Greek government debt bought by the European Central Bank to help Greece during the sovereign debt crisis cannot be restructured, ECB Executive Board member Benoit Coeure said in an interview with France 24 radio station.
Greece will hold a parliamentary election on January 25, with a lead in the polls for SYRIZA, a leftist party that opposes the country’s international bailout program and vows to tear up a deal with the European Union and the International Monetary Fund.
Coeure told France 24 that Greek bonds bought by the ECB since 2010 to help Athens could not be restructured.
“It is illegal and contrary to the treaty to reschedule a debt of a state held by a central bank. The European treaties are very clear on this,” Coeure told the station.
Asked if the Greek election and the potential for a SYRIZA victory, which has shaken financial markets, meant the ECB had further reason to act and launch a state bond buying program, Coeure replied: “No, there’s no connection. The monetary policy decisions of the ECB are for the whole of the eurozone and Greece is a very small part of the euro. So they are two different discussions,” Coeure said.
“That doesn’t mean that the ECB is not following very closely the developments in Greece,” he continued.
Coeure also said discussions about a possible Greek exit from the euro made “no sense.”
“Greece is in the eurozone, Greece needs the euro and Europe needs Greece. I think there is a very strong effort of the European political authorities to preserve the entirety of the eurozone. It was said in 2012 and repeated since,” he said.

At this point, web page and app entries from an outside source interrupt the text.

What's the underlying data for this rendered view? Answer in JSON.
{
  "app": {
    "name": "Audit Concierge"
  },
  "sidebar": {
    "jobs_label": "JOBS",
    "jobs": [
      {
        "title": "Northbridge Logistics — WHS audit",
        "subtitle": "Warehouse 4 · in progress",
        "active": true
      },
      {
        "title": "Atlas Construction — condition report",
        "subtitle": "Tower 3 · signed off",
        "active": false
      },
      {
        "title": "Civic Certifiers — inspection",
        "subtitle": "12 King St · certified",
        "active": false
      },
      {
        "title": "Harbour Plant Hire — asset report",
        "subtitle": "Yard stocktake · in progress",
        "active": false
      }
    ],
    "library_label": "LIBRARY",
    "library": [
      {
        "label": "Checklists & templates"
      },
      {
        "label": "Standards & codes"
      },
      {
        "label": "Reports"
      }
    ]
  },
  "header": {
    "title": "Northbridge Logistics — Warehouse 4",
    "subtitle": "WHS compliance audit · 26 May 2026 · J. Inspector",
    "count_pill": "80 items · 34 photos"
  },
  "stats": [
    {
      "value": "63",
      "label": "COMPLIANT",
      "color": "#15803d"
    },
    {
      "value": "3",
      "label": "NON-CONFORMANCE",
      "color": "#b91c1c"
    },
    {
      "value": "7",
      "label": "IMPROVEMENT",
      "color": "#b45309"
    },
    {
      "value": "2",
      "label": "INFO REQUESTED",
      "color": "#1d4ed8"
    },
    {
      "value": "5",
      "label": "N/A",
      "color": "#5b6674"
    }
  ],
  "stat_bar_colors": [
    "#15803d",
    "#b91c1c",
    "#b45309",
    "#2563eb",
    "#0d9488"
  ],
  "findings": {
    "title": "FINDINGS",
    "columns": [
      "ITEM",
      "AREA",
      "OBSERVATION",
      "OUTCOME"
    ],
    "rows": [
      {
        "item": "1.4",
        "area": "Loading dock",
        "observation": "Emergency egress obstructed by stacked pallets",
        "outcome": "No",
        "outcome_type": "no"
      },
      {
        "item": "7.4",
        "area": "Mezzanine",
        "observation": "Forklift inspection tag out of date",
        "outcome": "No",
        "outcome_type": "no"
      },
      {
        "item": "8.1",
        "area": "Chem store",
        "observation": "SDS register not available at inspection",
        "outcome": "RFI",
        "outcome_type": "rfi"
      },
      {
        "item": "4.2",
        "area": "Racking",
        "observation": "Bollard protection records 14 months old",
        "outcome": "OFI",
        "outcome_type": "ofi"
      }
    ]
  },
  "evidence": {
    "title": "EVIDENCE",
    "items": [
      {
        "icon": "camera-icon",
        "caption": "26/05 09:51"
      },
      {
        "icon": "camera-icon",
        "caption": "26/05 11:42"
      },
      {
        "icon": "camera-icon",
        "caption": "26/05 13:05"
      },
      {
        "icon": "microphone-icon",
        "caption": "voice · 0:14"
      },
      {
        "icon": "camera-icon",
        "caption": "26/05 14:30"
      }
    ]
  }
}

“For me, it’s not a debate and no one is working on a Greek exit.”